There were more reindeer made from glittery pipe cleaners and Popsicle sticks in second grade. And my third-grade masterpiece: a sprawling Santa colored and glued onto a white piece of paper in a star shape. It made Santa look like a starfish.
I thought they were tacky and, as a middle and high schooler, I was more than happy to “forget” to place those ornaments on the tree.
Mom would come out to inspect my decorating.
“Where’s that Santa made out of the toilet paper roll?” she would ask. “That’s my favorite!”
At age 22, I had enjoyed decorating my tree at my new contemporary house. It did not include any felt, or Popsicle sticks, or buttons or Elmer’s glue. I had purchased glass and ceramic bulbs, white lights and a delicate star for my very own grown-up tree.
I did not want the pantyhose reindeer. I did not want to hear the embarrassing stories she shared about the creation of the pantyhose reindeer. I did not want to see the waitress snickering as Mom passed around the various decorations.
To cope with the situation, my sister, best friend and I began to pose for photos with the cheesy crafts.
“Take these home,” Mom pleaded after watching our sarcastic photoshoot. “You need to have these for your own house.”
“No, I don’t,” I argued.

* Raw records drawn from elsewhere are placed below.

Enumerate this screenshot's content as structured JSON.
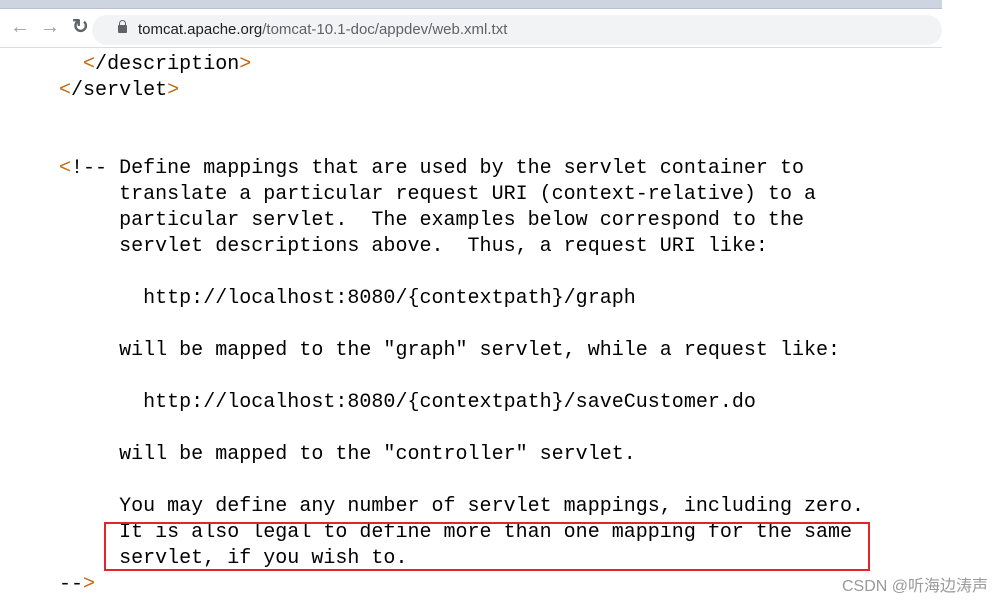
{
  "browser": {
    "back_icon": "arrow-left-icon",
    "forward_icon": "arrow-right-icon",
    "reload_icon": "reload-icon",
    "lock_icon": "lock-icon",
    "url_host": "tomcat.apache.org",
    "url_path": "/tomcat-10.1-doc/appdev/web.xml.txt"
  },
  "document": {
    "lines": [
      "  </description>",
      "</servlet>",
      "",
      "",
      "<!-- Define mappings that are used by the servlet container to",
      "     translate a particular request URI (context-relative) to a",
      "     particular servlet.  The examples below correspond to the",
      "     servlet descriptions above.  Thus, a request URI like:",
      "",
      "       http://localhost:8080/{contextpath}/graph",
      "",
      "     will be mapped to the \"graph\" servlet, while a request like:",
      "",
      "       http://localhost:8080/{contextpath}/saveCustomer.do",
      "",
      "     will be mapped to the \"controller\" servlet.",
      "",
      "     You may define any number of servlet mappings, including zero.",
      "     It is also legal to define more than one mapping for the same",
      "     servlet, if you wish to.",
      "-->"
    ]
  },
  "annotation": {
    "highlight_color": "#e3242b",
    "bracket_color": "#c0680e"
  },
  "watermark": "CSDN @听海边涛声"
}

Eventually, I thought we came to a compromise. I would keep a couple things, but pitch the rest.
“No!” she exclaimed. “You can’t throw this out!”
She cradled in her hands a 15-year-old, upside-down, white Styrofoam cup with a gold pipe cleaner handle sticking out of the top. It was supposed to be a bell. Or maybe an ornament. I couldn’t tell.
But if I wasn’t going to keep it, she would.
Last year, a couple items made it on to my tree. The “Anbrea” ornament was tucked into the back.
Admittedly, I found myself showing it off to a couple holiday guests.
I shrugged my shoulders. “It is kind of cute, I guess,” I stammered.
Maybe pantyhose reindeer can stay after all.
Pantyhose in a brown color
Brown construction paper
Red Pom Pom (black if you prefer)
Trace your hands (or your kids’ hands) on the brown construction paper. Cut them out and set them aside.
Take your metal hanger and stretch and bend it until it looks like a wide, nicely shaped diamond or something long and not so wide, if that is how you want your reindeer to look.
Take the pantyhose and stretch them over the diamond shape, making sure the top of the pantyhose goes to the top of the hanger. Knot it well and cut off the excess pantyhose.
Glue the cut-out paper hands on the top of the reindeer, one on each side, so they look like antlers.
Glue your craft eyes into the center of the pantyhose where the eyes would be.
Glue the red Pom Pom to the bottom end of the diamond to make a red nose.
Set aside to dry.
Andrea is the food editor of Salt magazine. An OSU graduate, she enjoys singing in the car, photography and spending time with her two fur kids. Reach her at firstname.lastname@example.org or on Twitter @andeewrites.